Sen. Dianne Feinstein, D-Calif., was expected to return to the Senate on Wednesday after a nearly three-month absence due to ill health, but missed the first two votes of the day.

Feinstein is expected to cast a vote Wednesday, her first recorded vote since February 16, but she has not yet been seen on Capitol Hill as of Wednesday afternoon. She missed the first two votes of the day, adding to the 91 floor votes she had previously missed as she recovered from shingles, according to an NBC News tally.

Feinstein’s office did not immediately respond to a request for comment.

Senate Judiciary Committee Chairman Dick Durbin, D-Ill., told reporters he expects Feinstein to attend the committee’s business meeting at 10 am Thursday. He said the committee plans to use his vote to inform the full Senate about some of President Joe Biden’s judicial nominees that have stalled due to his absence. He did not indicate which nominees he would vote for.

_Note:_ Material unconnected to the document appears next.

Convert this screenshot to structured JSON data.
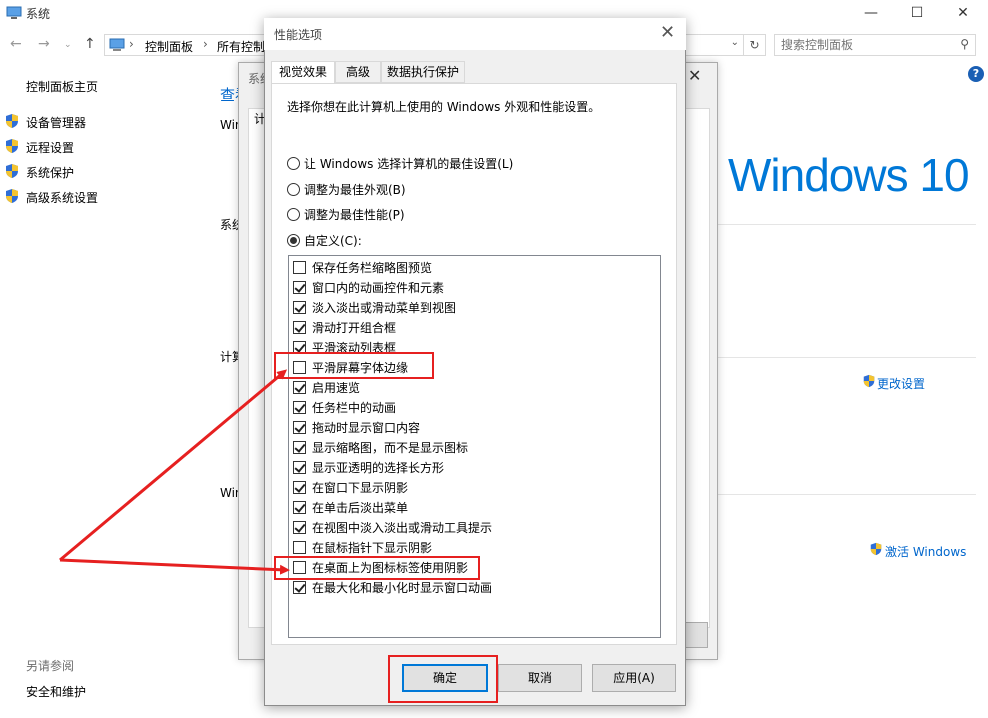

Sen. Dianne Feinstein, D-Calif., on Capitol Hill on November 28, 2022.File Drew Angerer/Getty Images

“I have to count the noses and also count how they’re going to vote,” Durbin said, “I can’t predict everyone will be called, I’m not sure yet.”

Speaking on the Senate floor Wednesday morning, Majority Leader Chuck Schumer, DN.Y., welcomed Feinstein’s return. He said that he had been in contact with Feinstein over the past few weeks and that he can «report that she is exactly where she wants to be.»

“Ready to do what she loves the most: serve the people of California,” Schumer said.

Feinstein’s absence has complicated Democratic efforts to confirm some of Biden’s nominees, with the Judiciary Committee going from an 11-10 majority to a 10-10 deadlock during his absence.

While Senate Democrats were able to advance several of Biden’s nominees with the backing of the GOP, they had to put up with others who failed to win bipartisan support.

Democrats had tried to temporarily replace Feinstein on the committee with Sen. Ben Cardin, D-Md., but that effort was blocked by Republicans last month, with many saying they couldn’t vote to make it easier for Biden to nominate judicial nominees to whom found to be radical or otherwise unacceptable.

Feinstein later defended her absence, questioning the idea that it impeded the number of nominees put forward by the committee.

“There has been no slowdown,” Feinstein wrote in a statement last week. “I am confident that when I return to the Senate, we will be able to quickly remove the remaining qualified candidates from the committee and bring them to the full Senate for a vote.”

Feinstein, who has served in the Senate since 1992, is the oldest member of the chamber at 89. He announced in February his plans to retire from Congress at the end of 2024 after three decades in the chamber.

The 2024 primary to fill Feinstein’s seat in a safe Democratic congressional district is expected to be a key race next year. California Representatives Katie Porter, Adam Schiff and Barbara Lee have announced their Senate campaigns to succeed Feinstein.